Corey Brasselmon hops the No. 5 Sun Tran bus on East Pima Street on his way to work. The hybrid "green" bus, which has a battery-pack hump toward the back of the roof, runs on a mix of electricity and biodiesel. A.E. Araiza/Arizona Daily Star

There's a beast on the streets of the Old Pueblo. It's blue and green with a humped back, and it lumbers by with a distinctly Earth-friendly ethos.

It's Sun Tran's new hybrid bus, and it wants you to ride green.

The hybrid bus, which has been cruising the streets since the beginning of March, runs on a combination of biodiesel fuel and self-generated electricity. The hump that makes it look like a whale that took a wrong turn somewhere around Cabo San Lucas, Mexico, is actually a 600-volt battery pack that stores up electricity generated when the bus slows down.

Michele Joseph, director of marketing for Sun Tran, says Sun Tran has been using some form of alternative fuels in its fleet since 1987. The hybrid bus, she said, is "just another way to demonstrate our commitment to clean-burning fuels."
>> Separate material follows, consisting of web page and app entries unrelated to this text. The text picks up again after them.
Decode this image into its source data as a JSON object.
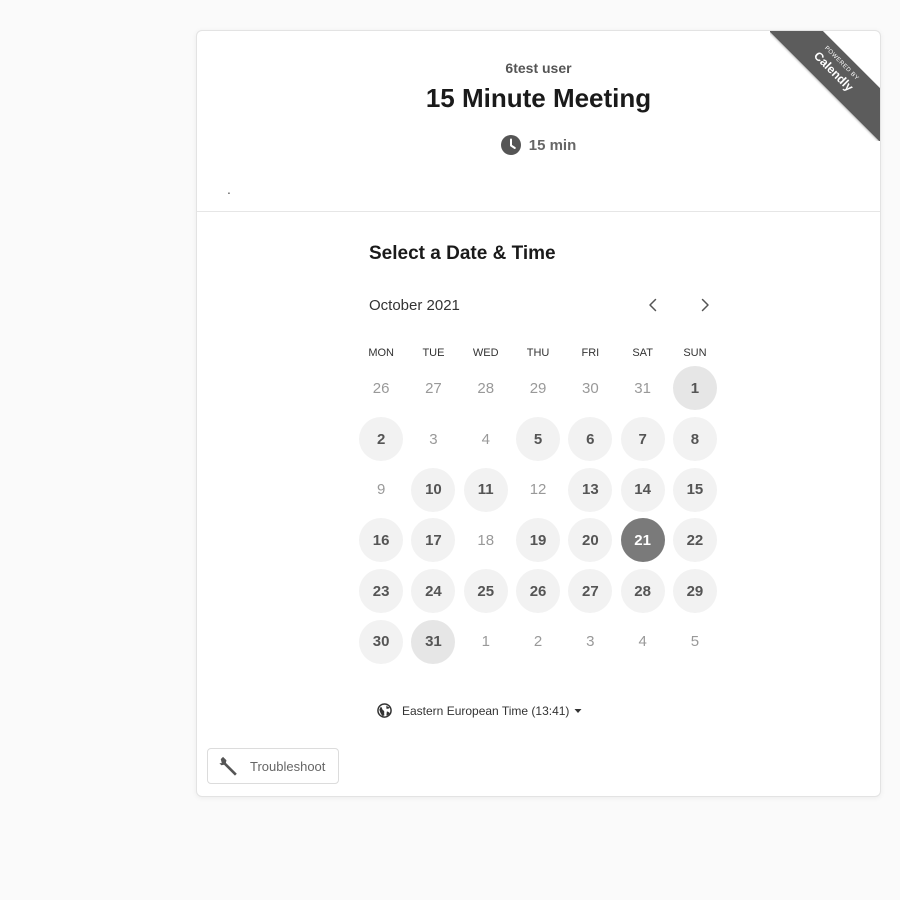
{
  "badge": {
    "line1": "POWERED BY",
    "line2": "Calendly"
  },
  "header": {
    "host": "6test user",
    "title": "15 Minute Meeting",
    "duration": "15 min",
    "description": "."
  },
  "calendar": {
    "heading": "Select a Date & Time",
    "month_label": "October 2021",
    "weekdays": [
      "MON",
      "TUE",
      "WED",
      "THU",
      "FRI",
      "SAT",
      "SUN"
    ],
    "days": [
      {
        "label": "26",
        "state": "disabled"
      },
      {
        "label": "27",
        "state": "disabled"
      },
      {
        "label": "28",
        "state": "disabled"
      },
      {
        "label": "29",
        "state": "disabled"
      },
      {
        "label": "30",
        "state": "disabled"
      },
      {
        "label": "31",
        "state": "disabled"
      },
      {
        "label": "1",
        "state": "today"
      },
      {
        "label": "2",
        "state": "available"
      },
      {
        "label": "3",
        "state": "disabled"
      },
      {
        "label": "4",
        "state": "disabled"
      },
      {
        "label": "5",
        "state": "available"
      },
      {
        "label": "6",
        "state": "available"
      },
      {
        "label": "7",
        "state": "available"
      },
      {
        "label": "8",
        "state": "available"
      },
      {
        "label": "9",
        "state": "disabled"
      },
      {
        "label": "10",
        "state": "available"
      },
      {
        "label": "11",
        "state": "available"
      },
      {
        "label": "12",
        "state": "disabled"
      },
      {
        "label": "13",
        "state": "available"
      },
      {
        "label": "14",
        "state": "available"
      },
      {
        "label": "15",
        "state": "available"
      },
      {
        "label": "16",
        "state": "available"
      },
      {
        "label": "17",
        "state": "available"
      },
      {
        "label": "18",
        "state": "disabled"
      },
      {
        "label": "19",
        "state": "available"
      },
      {
        "label": "20",
        "state": "available"
      },
      {
        "label": "21",
        "state": "selected"
      },
      {
        "label": "22",
        "state": "available"
      },
      {
        "label": "23",
        "state": "available"
      },
      {
        "label": "24",
        "state": "available"
      },
      {
        "label": "25",
        "state": "available"
      },
      {
        "label": "26",
        "state": "available"
      },
      {
        "label": "27",
        "state": "available"
      },
      {
        "label": "28",
        "state": "available"
      },
      {
        "label": "29",
        "state": "available"
      },
      {
        "label": "30",
        "state": "available"
      },
      {
        "label": "31",
        "state": "today"
      },
      {
        "label": "1",
        "state": "disabled"
      },
      {
        "label": "2",
        "state": "disabled"
      },
      {
        "label": "3",
        "state": "disabled"
      },
      {
        "label": "4",
        "state": "disabled"
      },
      {
        "label": "5",
        "state": "disabled"
      }
    ]
  },
  "timezone": {
    "label": "Eastern European Time (13:41)"
  },
  "troubleshoot": {
    "label": "Troubleshoot"
  },
  "icons": {
    "clock": "clock-icon",
    "globe": "globe-icon",
    "caret": "caret-down-icon",
    "prev": "chevron-left-icon",
    "next": "chevron-right-icon",
    "wrench": "wrench-icon"
  }
}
In the hybrid bus, heat energy produced in the braking system when the bus slows down is transferred to the battery pack, or Energy Storage System (ESS), and stored for use when the bus accelerates.

Joseph says an onboard computer system runs calculations to determine the most efficient means for making the bus move in different situations. When accelerating from zero to 17 mph, the bus is powered by 100 percent electric power, she said, and from 17 to 40 mph a combination of electric power and biodiesel fuel pushes things along. After 40 mph, everything runs on biodiesel.

Electric power - which doesn't need a plug, because the braking system generates all the juice it needs - and biodiesel fuel, which burns cleaner than traditional diesel, combine to make the bus run 60 percent more efficiently than buses with a standard diesel engine, Joseph said. Hydrocarbon, carbon monoxide and particulate emissions are also greatly reduced.

The hybrid bus came with a price tag of $596,478. A grant from the Federal Transit Administration paid $495,077 of that, and the city put up the other $101,401, said Joseph.

There has been no analysis on operating and maintenance costs for the bus yet, she said, but the improved fuel efficiency is expected to lower the overall cost compared with a traditional bus.

The bus faces some limitations, however.

Underpasses pose a problem for the hybrid because of the size of its battery pack, so you probably won't see it downtown or on any Sun Tran route that has to go under the Stone or Sixth avenue underpasses.

The bus runs on route No. 5, between the intersection of Sabino Canyon and Tanque Verde roads and the Pima Community College West Campus. Keep an eye out for it on Speedway and East Pima Street.

Contact reporter Clayton R. Norman at or 573-4142.